To become and stay a leader in your profession you need to continue to learn. With all the continue education opportunities available how do you choose? Roger Takashashi, Strength and Conditioning Coach for the Vancouver Canucks and fellow Kinesiologist spoke at the 20th Anniversary of the British Columbia Association of Kinesiologists in November. The crowd was mainly undergraduate Kinesiology students, though there were a few veterans who came to hear him speak. His session was a question and answer format. A key point he made was that his degree in Kinesiology at Simon Fraser University was the foundation to his current career, knowledge and experience.
A university degree is not the end of professional training. If we stick to one field we have about 30-40 years of work to accomplish before we retire. The world is changing fast and so is the body of knowledge. Takahashi explained that he is able to connect what he learned in his course work to what he does on a daily basis with NHL players. It helps him fundamentally understand how each each exercise affects his clients physiology, state of recovery and biomechanics. I can relate to this. He emphasized that to stay sharp, competitive and prepared we need to be continually be learning.
The average amount per employee that is provided in Canada for education and training is around $650 and great companies spend about 3% of their budget on training. I often hear that continuing education is an expense; instead think of it as an investment towards future earnings growth. Investing in continuing education over the last ten years has made a significant impact on my income and success of my business. Many professions also have a minimum number of continuing education credits needed per year to maintain their designation.
How to Choose Appropriate Continuing Education
There is a plethora of continuing education courses now for Kinesiology, rehabilitation and fitness and I am certain the same is true for other industries. How do we choose, especially when our budget can at times be small.
1. Make a Someday/Maybe List and a Must Take List
Remember many courses and conferences are offered annually or semi-annually. What are some courses that would be nice to take and what courses are must takes?
2. Follow Your Passion
Is there a stream or specialty of your profession that you are passionate about? Make courses in that stream the priority. For me it is musculoskeletal, orthopaedic and neuromuscular disorders.
3. Figure Out What is Missing
Is there a piece of knowledge that you are missing that would add value to your client interactions? Take those. I found a solution to unlocking clients lack of mobility in 2007.I found Fascial Stretch Therapy. A friend and excellent Kinesiologist, Paul Turner of Three Peaks Kinesiology and I looked at each other and said “we have to take this.” Three months later we were in Arizona for Level I.
4. Figure Out How You Learn
Kinesiology education has a hands and experiential quotient, however there are plenty of other ways to learn some of the theory.
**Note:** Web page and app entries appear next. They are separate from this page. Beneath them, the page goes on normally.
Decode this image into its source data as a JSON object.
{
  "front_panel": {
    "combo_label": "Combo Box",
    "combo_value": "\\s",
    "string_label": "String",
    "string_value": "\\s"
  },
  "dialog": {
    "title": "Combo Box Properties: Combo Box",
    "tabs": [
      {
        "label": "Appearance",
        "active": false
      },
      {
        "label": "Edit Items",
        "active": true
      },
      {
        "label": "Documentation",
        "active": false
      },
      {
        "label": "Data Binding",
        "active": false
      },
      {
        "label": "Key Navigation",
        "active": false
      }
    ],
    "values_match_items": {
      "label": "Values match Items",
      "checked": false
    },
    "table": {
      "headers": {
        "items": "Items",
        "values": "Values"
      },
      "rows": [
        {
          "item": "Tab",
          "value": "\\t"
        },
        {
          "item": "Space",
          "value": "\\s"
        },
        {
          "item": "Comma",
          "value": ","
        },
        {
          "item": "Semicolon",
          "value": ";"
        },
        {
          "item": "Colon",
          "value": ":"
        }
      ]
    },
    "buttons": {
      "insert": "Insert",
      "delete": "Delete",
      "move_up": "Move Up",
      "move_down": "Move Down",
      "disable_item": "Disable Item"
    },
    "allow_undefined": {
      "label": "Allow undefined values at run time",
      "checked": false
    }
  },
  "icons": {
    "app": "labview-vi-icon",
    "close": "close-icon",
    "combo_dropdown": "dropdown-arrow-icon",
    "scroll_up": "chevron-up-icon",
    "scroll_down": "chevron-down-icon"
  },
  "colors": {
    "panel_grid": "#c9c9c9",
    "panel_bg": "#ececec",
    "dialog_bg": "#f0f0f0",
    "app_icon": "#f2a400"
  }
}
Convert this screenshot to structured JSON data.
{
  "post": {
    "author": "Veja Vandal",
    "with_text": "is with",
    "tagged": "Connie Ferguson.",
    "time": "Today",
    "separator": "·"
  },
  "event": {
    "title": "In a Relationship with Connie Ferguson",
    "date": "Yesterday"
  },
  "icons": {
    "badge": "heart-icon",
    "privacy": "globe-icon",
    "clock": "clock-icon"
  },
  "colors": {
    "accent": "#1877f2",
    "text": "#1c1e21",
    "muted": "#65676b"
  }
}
Are you a visual, kinesthetic or auditory learner? Most people are predominantly one, however they are also a mix.
5. Set an Education Budget, But Learn to Stretch It
If there is something you really want to attend figure out a legal and ethical way to make the additional cash to attend.
6. Will It Make an Impact?
Will this new knowledge make an immediate impact on the way practice, run your business or add more value to client interactions? Pick the courses that you can experience immediate improvement in your practice. Sometimes the return takes a little bit of time. People will pay more when you add more value.
7. Find Free Stuff and Share with Others
You don’t need to spend big bucks or travel the world. Though, travelling to out of town places is a great way to learn from some of the best directly and network with others. It easier to learn from your peers by connecting through Facebook, Twitter and LinkedIn. Also, you can easily learn by sharing blog articles, researching online, listening to free podcasts and attending webinars all on your own schedule.
Oh, there is also the library (physical and electronic). You can now download pretty much most things to a mobile device, laptop or table to take anywhere you are. Industry journals will also have CECs quizzes for you to complete. When you find something really neat, share with your colleagues.